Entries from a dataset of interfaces

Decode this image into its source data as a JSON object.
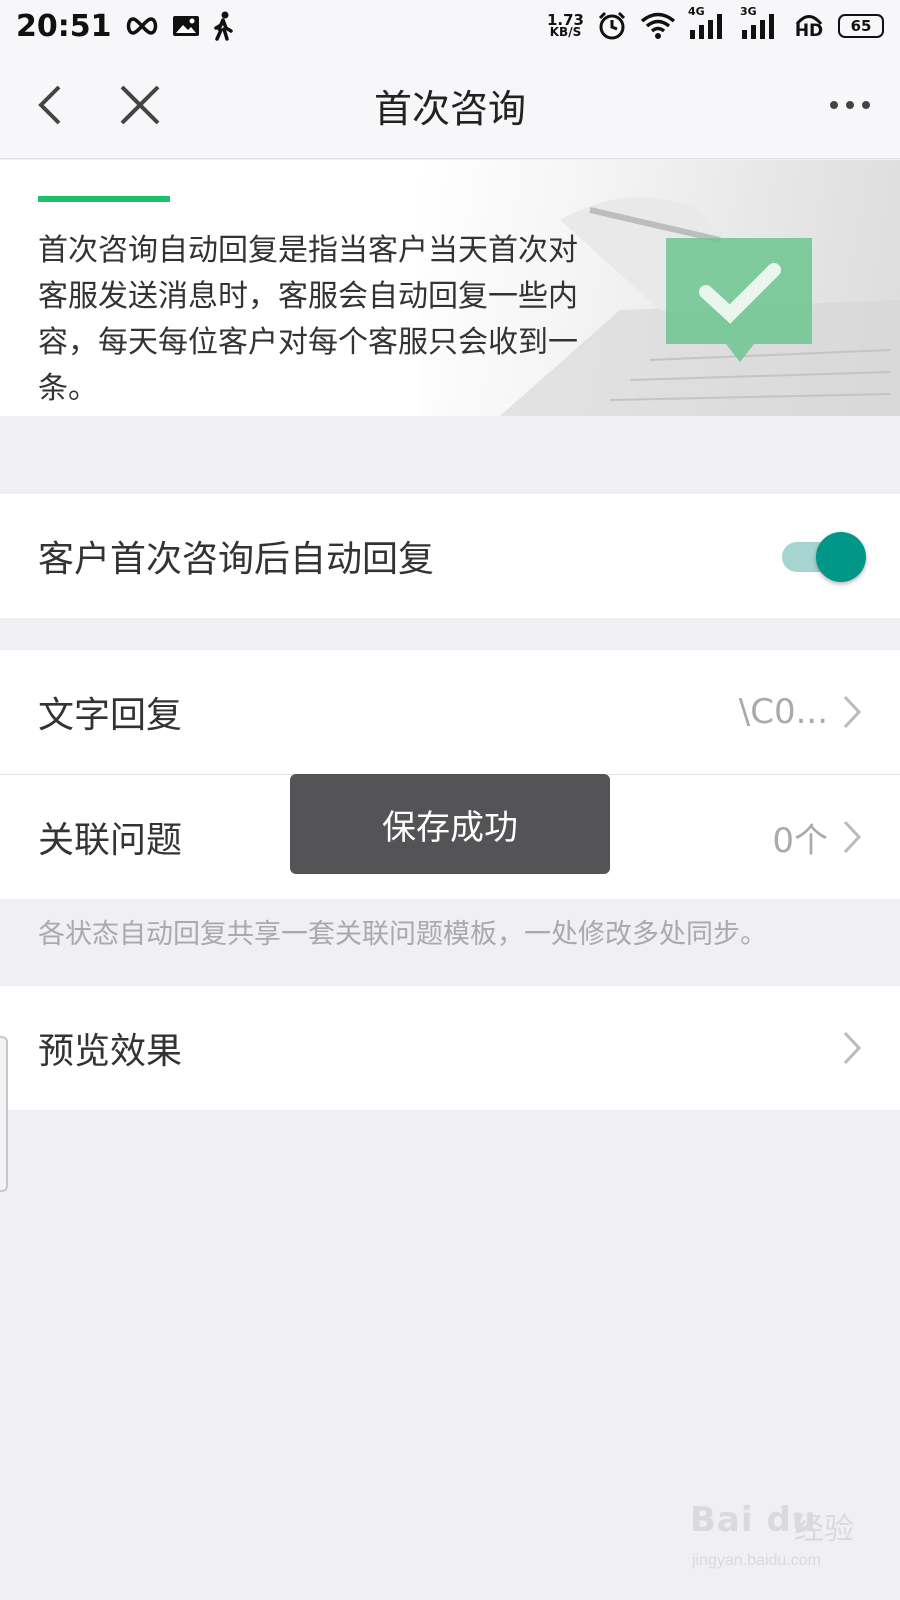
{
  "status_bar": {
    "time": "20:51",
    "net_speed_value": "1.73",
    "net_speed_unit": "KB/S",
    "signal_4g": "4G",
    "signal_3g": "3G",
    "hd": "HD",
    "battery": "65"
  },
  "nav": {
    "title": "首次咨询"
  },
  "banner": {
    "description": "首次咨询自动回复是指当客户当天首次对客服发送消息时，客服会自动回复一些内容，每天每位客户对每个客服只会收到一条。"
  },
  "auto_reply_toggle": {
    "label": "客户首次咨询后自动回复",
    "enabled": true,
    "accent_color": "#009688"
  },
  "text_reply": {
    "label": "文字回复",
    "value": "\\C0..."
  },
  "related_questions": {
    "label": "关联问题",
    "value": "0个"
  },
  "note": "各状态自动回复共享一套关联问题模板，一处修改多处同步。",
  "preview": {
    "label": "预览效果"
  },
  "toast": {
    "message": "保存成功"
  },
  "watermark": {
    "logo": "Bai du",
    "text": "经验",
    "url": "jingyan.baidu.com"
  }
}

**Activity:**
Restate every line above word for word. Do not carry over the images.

**Solved problem:**
Decode this image into its source data as a JSON object.
{
  "status_bar": {
    "time": "20:51",
    "net_speed_value": "1.73",
    "net_speed_unit": "KB/S",
    "signal_4g": "4G",
    "signal_3g": "3G",
    "hd": "HD",
    "battery": "65"
  },
  "nav": {
    "title": "首次咨询"
  },
  "banner": {
    "description": "首次咨询自动回复是指当客户当天首次对客服发送消息时，客服会自动回复一些内容，每天每位客户对每个客服只会收到一条。"
  },
  "auto_reply_toggle": {
    "label": "客户首次咨询后自动回复",
    "enabled": true,
    "accent_color": "#009688"
  },
  "text_reply": {
    "label": "文字回复",
    "value": "\\C0..."
  },
  "related_questions": {
    "label": "关联问题",
    "value": "0个"
  },
  "note": "各状态自动回复共享一套关联问题模板，一处修改多处同步。",
  "preview": {
    "label": "预览效果"
  },
  "toast": {
    "message": "保存成功"
  },
  "watermark": {
    "logo": "Bai du",
    "text": "经验",
    "url": "jingyan.baidu.com"
  }
}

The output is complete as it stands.